Fighting the Real Enemy: Cancer in America
For the second time in my life, I find myself in need of cancer care. Somehow it seems the universe conspires to put me in settings where I observe and can report on the on-going insanity of the dysfunctional U.S. healthcare system. Such was the case this week as I sat in the oncology infusion center near a prestigious medical center.
The need for a progressively financed, single standard of high quality care for all under a social insurance model – like Medicare for all for life – has never been clearer to me than it was this week. The enemy faced in cancer treatment is not the cancer itself.

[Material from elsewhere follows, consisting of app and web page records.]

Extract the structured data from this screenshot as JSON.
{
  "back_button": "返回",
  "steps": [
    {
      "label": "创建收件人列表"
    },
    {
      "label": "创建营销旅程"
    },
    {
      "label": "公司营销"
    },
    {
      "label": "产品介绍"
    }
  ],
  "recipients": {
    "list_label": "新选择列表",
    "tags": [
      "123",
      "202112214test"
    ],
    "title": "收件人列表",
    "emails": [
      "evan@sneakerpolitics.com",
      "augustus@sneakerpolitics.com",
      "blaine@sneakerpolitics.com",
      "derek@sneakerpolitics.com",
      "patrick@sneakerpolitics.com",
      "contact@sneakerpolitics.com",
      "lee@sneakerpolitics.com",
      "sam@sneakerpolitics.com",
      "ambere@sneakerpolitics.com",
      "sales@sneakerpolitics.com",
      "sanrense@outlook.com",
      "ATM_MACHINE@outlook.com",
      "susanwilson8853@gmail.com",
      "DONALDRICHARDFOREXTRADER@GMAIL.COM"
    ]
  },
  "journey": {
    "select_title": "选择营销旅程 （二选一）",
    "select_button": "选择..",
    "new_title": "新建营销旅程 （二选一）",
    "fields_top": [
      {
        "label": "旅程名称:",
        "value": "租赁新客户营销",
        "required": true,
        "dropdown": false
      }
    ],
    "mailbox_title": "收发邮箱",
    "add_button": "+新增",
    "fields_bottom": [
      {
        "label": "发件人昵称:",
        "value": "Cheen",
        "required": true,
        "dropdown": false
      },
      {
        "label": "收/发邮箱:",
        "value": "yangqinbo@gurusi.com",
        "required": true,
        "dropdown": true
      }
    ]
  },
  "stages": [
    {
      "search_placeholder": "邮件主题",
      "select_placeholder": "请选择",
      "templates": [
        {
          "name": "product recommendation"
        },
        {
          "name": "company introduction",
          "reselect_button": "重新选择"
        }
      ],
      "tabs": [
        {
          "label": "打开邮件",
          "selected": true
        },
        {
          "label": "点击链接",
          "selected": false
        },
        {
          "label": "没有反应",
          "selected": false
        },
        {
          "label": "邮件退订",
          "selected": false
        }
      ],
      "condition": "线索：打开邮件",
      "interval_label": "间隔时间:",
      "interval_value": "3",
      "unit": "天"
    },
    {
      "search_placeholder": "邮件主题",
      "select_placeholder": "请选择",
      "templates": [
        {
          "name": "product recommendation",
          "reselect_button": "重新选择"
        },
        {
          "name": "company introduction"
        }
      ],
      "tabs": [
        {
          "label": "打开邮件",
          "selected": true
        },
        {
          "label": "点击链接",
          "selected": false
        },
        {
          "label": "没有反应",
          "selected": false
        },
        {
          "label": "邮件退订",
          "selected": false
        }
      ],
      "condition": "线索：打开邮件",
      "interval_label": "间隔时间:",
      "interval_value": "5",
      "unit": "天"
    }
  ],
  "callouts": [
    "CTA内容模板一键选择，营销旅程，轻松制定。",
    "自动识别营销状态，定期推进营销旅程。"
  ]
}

Every patient is different in terms of how he or she handles cancer diagnosis and treatment. While we have built such a culture of terror around the word and the disease, having cancer does not necessarily mean one will die from cancer. It is a serious thing, but in many cases early detection and treatment means being a cancer survivor is a more likely outcome than being a cancer casualty. I like to face most of my tests and appointments alone. So for this week’s visit to the infusion center, I was on my own while my husband went to his usual Friday golf play. That seems so good and normal to me in the face of something sort of lousy overall. And I like the feeling of that illusion of normalcy. Other patients bring friends or family along for support.
Inside the oncology center, there are banks of recliners with large arms that can accommodate I.V. lines and set-ups for drug infusions. There are four areas with four chairs each, and each section is staffed by one oncology nurse. Emily was my nurse. She asked me which chair I wanted since I was her first patient of the day, and I chose the chair where I could see everywhere else in the center. I told her I like to watch all the activity and she said that was different since most of her patients chose to sit nearest the windows. She brought my medicine, had me verify it was mine, and then hooked up my I.V., drew blood samples, and got the infusion rolling. I kicked back in the chair. Another patient in another section wore her Pittsburgh Steelers “Snuggie.” That made me feel better somehow, even though I’m a Bronco’s fan.
Soon, other patients arrived one by one to fill the stations. Then I noticed a couple of terrible realities. There was a woman circulating and visiting each patient as they were being infused. She identified herself as being from the financial office of the oncology practice, and on her clipboard she carried the printouts of each person’s insurance and personal payment situation. She would ask quietly, “Do you have concerns about how you will cover your portion of the bills?” I felt sicker. Imagine that.
Another patient was told she’d need to pick up from her pharmacy on the way home a medication delivered in patch form that was highly recommended for use with her particular kind of chemo. She asked the nurse how expensive the patch is, and the nurse said, “It’s pricey.” When no one else was there, the woman used her cell phone to call the pharmacy to check on the cost of that patch. I watched her face as she heard, and though I couldn’t hear the amount, I knew. She gazed out the window. When she looked back my way, I just nodded to her and smiled a bit, as I didn’t want to embarrass her any more than the sick situation already had.
In yet another chair, a male patient asked how much longer his infusion would take. “I have to get to work soon. I missed too much time lately,” he told Emily. She looked at the I.V. bag and told him he’d be done by noon, and he seemed comforted about that. His wife gave him a brownie and a bottle of water. I shared his worry about getting my infusion done. I was fighting feeling a bit “icky,” but I didn’t want anyone to notice that lest they keep me longer and delay my arrival at work.
I felt like I was watching the most horrific drama unfolding, and none of that drama was because of the cancer each of us face. The problems all related to the broken, profit-first, U.S. healthcare system controlled almost entirely by corporate interests. Cancer patients worried about money, jobs, and insurance coverage. And nurses handling four patients at a time – all of whom needed a different sort of human understanding and care – try to provide so much compassion, but it really is not possible for them to fix what is so broken. Emily told me she looked over at me a couple times and that I looked so sad. She was right, but I hadn’t realized it showed.
I read a good piece recently about single-payer reform and how it would improve access to cancer care. “A study from the journal Health Affairs found that those enrolled in Medicare, the national single-payer plan, had fewer problems obtaining needed medical care, less financial hardship and higher satisfaction scores than those in private plans.” Read the whole piece.
But in the infusion center, I couldn’t help but think how different this scene would be for us all if we had that system we deserve to give one another – Medicare for all for life. There would have been worries and fear. But those worries would surround getting better and stronger and fighting the cancer, not worrying about the insurance company, the costs of medications, and employers who might just not want cancer patients as employees. The Los Angeles Times reported this week that a bill to allow states to move toward such a plan is pending. “In California's case, it would make coverage available to the roughly 7 million people now lacking health insurance.” But that’s still a long way from reality in the cancer center where I was, and for millions of us all over this nation.